10E/ Exclusive Self-Ownership
Convener: Paul Trevithick
Notes-taker(s): Markus Sabadello
Tags for the session - technology discussed/ideas considered:
Personal Data, Self-Ownership
Discussion notes, key understandings, outstanding questions, observations, and, if appropriate to this discussion: action items, next steps:
What if all your personal data lives on a device you own?
There is data about you but not owned by you. Fragments and shards of your digital self. From a technical point of view you own it, but you may not "really" own it.
Data is bought and sold, we are subservient, there is power distortion.
New idea: Data sits in your hands, it's yours, we don't allow copies of it! Can be enforced through technical and legal mechanisms.
The Internet is pretty fast, why can't each one of us be a data server, and we turn "clients" and "servers" around.
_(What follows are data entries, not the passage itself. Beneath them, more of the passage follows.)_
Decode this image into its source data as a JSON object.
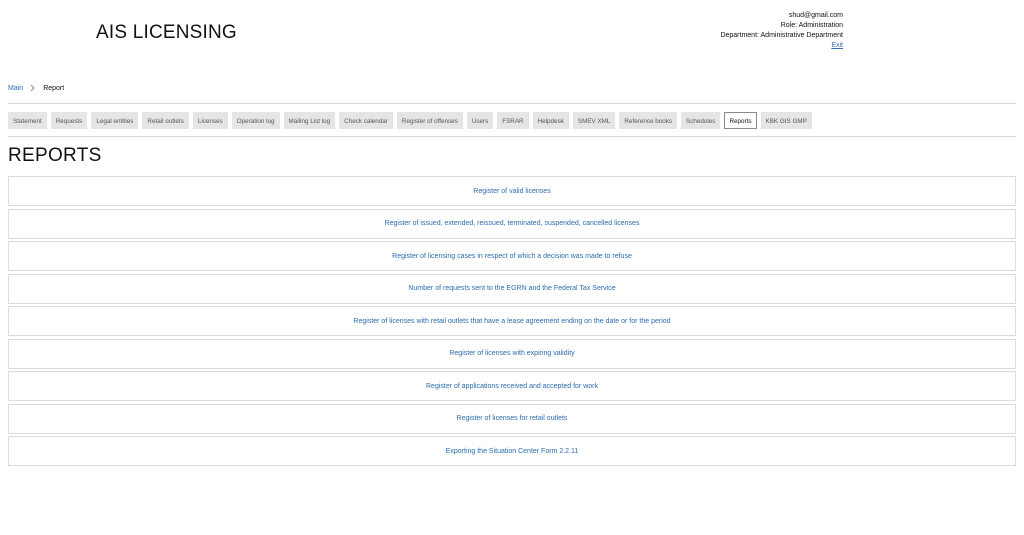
{
  "header": {
    "app_title": "AIS LICENSING",
    "user": {
      "email": "shud@gmail.com",
      "role": "Role: Administration",
      "department": "Department: Administrative Department",
      "exit_label": "Exit"
    }
  },
  "breadcrumb": {
    "home": "Main",
    "separator_icon": "chevron-right-icon",
    "current": "Report"
  },
  "tabs": [
    {
      "label": "Statement"
    },
    {
      "label": "Requests"
    },
    {
      "label": "Legal entities"
    },
    {
      "label": "Retail outlets"
    },
    {
      "label": "Licenses"
    },
    {
      "label": "Operation log"
    },
    {
      "label": "Mailing List log"
    },
    {
      "label": "Check calendar"
    },
    {
      "label": "Register of offenses"
    },
    {
      "label": "Users"
    },
    {
      "label": "FSRAR"
    },
    {
      "label": "Helpdesk"
    },
    {
      "label": "SMEV XML"
    },
    {
      "label": "Reference books"
    },
    {
      "label": "Schedules"
    },
    {
      "label": "Reports",
      "active": true
    },
    {
      "label": "KBK GIS GMP"
    }
  ],
  "page_title": "REPORTS",
  "reports": [
    {
      "label": "Register of valid licenses"
    },
    {
      "label": "Register of issued, extended, reissued, terminated, suspended, cancelled licenses"
    },
    {
      "label": "Register of licensing cases in respect of which a decision was made to refuse"
    },
    {
      "label": "Number of requests sent to the EGRN and the Federal Tax Service"
    },
    {
      "label": "Register of licenses with retail outlets that have a lease agreement ending on the date or for the period"
    },
    {
      "label": "Register of licenses with expiring validity"
    },
    {
      "label": "Register of applications received and accepted for work"
    },
    {
      "label": "Register of licenses for retail outlets"
    },
    {
      "label": "Exporting the Situation Center Form 2.2.11"
    }
  ],
  "colors": {
    "link": "#2a6cb0",
    "tab_bg": "#e5e5e5",
    "border": "#dcdcdc"
  }
}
Whatever someone wants to know about us, they have to request it from us via an API. But they can't persist it, i.e. no data storage is allowed.
All interaction happens via the users. Only I am allowed to have my data.
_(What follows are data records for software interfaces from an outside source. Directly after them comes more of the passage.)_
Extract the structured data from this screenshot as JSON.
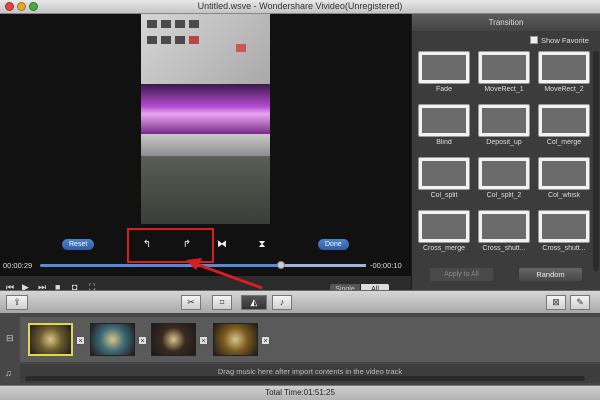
{
  "window": {
    "title": "Untitled.wsve - Wondershare Vivideo(Unregistered)"
  },
  "preview": {
    "reset_label": "Reset",
    "done_label": "Done",
    "time_current": "00:00:29",
    "time_remaining": "-00:00:10",
    "progress": 0.74,
    "view_modes": [
      "Single",
      "All"
    ],
    "selected_view_mode": "All"
  },
  "transition": {
    "title": "Transition",
    "show_favorite_label": "Show Favorite",
    "items": [
      {
        "label": "Fade",
        "icon": "fade-icon"
      },
      {
        "label": "MoveRect_1",
        "icon": "move-rect-icon"
      },
      {
        "label": "MoveRect_2",
        "icon": "move-rect-icon"
      },
      {
        "label": "Blind",
        "icon": "blind-icon"
      },
      {
        "label": "Deposit_up",
        "icon": "deposit-up-icon"
      },
      {
        "label": "Col_merge",
        "icon": "col-merge-icon"
      },
      {
        "label": "Col_split",
        "icon": "col-split-icon"
      },
      {
        "label": "Col_split_2",
        "icon": "col-split-icon"
      },
      {
        "label": "Col_whisk",
        "icon": "col-whisk-icon"
      },
      {
        "label": "Cross_merge",
        "icon": "cross-merge-icon"
      },
      {
        "label": "Cross_shutt...",
        "icon": "cross-shutter-icon"
      },
      {
        "label": "Cross_shutt...",
        "icon": "cross-shutter-icon"
      }
    ],
    "apply_all_label": "Apply to All",
    "random_label": "Random"
  },
  "timeline": {
    "drag_hint": "Drag music here after import contents in the video track",
    "clip_colors": [
      "#6b5a2c",
      "#3f6a78",
      "#3a2a20",
      "#7a5a20"
    ]
  },
  "status": {
    "total_time": "Total Time:01:51:25"
  },
  "colors": {
    "highlight": "#d81e1e",
    "accent": "#2d5ea6"
  }
}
This is not a new idea, I’ve been thinking about this for several IIWs.
Thought experiment: What happens if you get rid of the copies?
Comment: There are 2 ways of getting rid of copies:
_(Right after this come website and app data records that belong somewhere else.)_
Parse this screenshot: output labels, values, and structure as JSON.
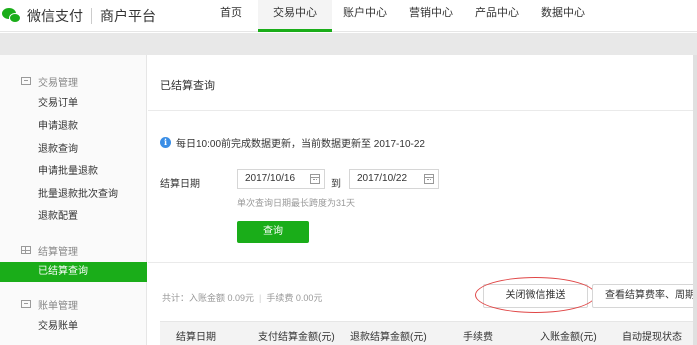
{
  "brand": {
    "name": "微信支付",
    "sub": "商户平台",
    "color": "#1aad19"
  },
  "nav": {
    "items": [
      {
        "label": "首页"
      },
      {
        "label": "交易中心"
      },
      {
        "label": "账户中心"
      },
      {
        "label": "营销中心"
      },
      {
        "label": "产品中心"
      },
      {
        "label": "数据中心"
      }
    ],
    "active": "交易中心"
  },
  "sidebar": {
    "groups": [
      {
        "label": "交易管理",
        "icon": "list-icon"
      },
      {
        "label": "结算管理",
        "icon": "grid-icon"
      },
      {
        "label": "账单管理",
        "icon": "list-icon"
      }
    ],
    "items": [
      {
        "label": "交易订单"
      },
      {
        "label": "申请退款"
      },
      {
        "label": "退款查询"
      },
      {
        "label": "申请批量退款"
      },
      {
        "label": "批量退款批次查询"
      },
      {
        "label": "退款配置"
      },
      {
        "label": "已结算查询"
      },
      {
        "label": "交易账单"
      }
    ],
    "active": "已结算查询"
  },
  "main": {
    "title": "已结算查询",
    "notice": "每日10:00前完成数据更新，当前数据更新至 2017-10-22",
    "date_label": "结算日期",
    "date_from": "2017/10/16",
    "date_to": "2017/10/22",
    "to_text": "到",
    "hint": "单次查询日期最长跨度为31天",
    "query_button": "查询",
    "summary": {
      "total_label": "共计：",
      "income": "入账金额 0.09元",
      "fee": "手续费 0.00元"
    },
    "close_push_button": "关闭微信推送",
    "rate_button": "查看结算费率、周期",
    "table_headers": [
      "结算日期",
      "支付结算金额(元)",
      "退款结算金额(元)",
      "手续费",
      "入账金额(元)",
      "自动提现状态"
    ]
  }
}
1. Wherever data is created, you move it to somewhere else (e.g. Solid pod), and then you ask those who created it to delete it.
2. You put an agent in the middle that is controlled by your mobile phone.
I've seen a lot of failed projects in this space, I have become skeptical about pretty much everything, I have doubts about human nature. I've been studying the founding of the USA… The founding fathers had a deep understanding of human nature.
Only by linking control+possession is this going to work and scale.
Comment: Are you precluding a 4th party who handles data and interaction on my behalf?
Comment: Much value of data comes from aggregation, correlation, etc. How does that fit in?
Question: In some cases the question is, who owns the data? E.g. when you interact with Amazon.
Interaction contexts: During an interaction with an app, data can be held in memory by the app, but has to be persisted only in your agent.
1st, 2nd and 3rd party data:
We talk about "Issuer" and "Verifier", but in ESO these are examples of "apps". You present data from "app A" (acting as Issuer) [writing to your agent] to "app B" (acting as Verifier) [reading from your agent].
Most of the data you will have in your agent will be data asserted by others, and not editable! You are storing digitally signed assertions about yourself that other people signed. You bear them and present them, but you don't get to author them.
Second-party data examples: Electronic health records, personality trait on a social media site. A manager's private evaluation of your job performance.
Who owns second-party data?
Discussion about ownership of derived, inferred data.
The part of second-party data that they own is not identifiable. Such second-party data owned by someone else should be allowed, since they invest in it.
Partial identity is what's getting aggregated.
Question about shared data. E.g. shared email communication needs to be included in the model.
Customer Commons is working on "Intentron" and VRM
I'm only talking about relationships between me and an app. Relationships with society and government may be different.
Other features of ESO:
Apps could pay you for your data.
Support for data intermediaries.
Advertising without tracking
Paper about ESO: https://medium.com/meefound/exclusive-self-ownership-9917cb6bdd8c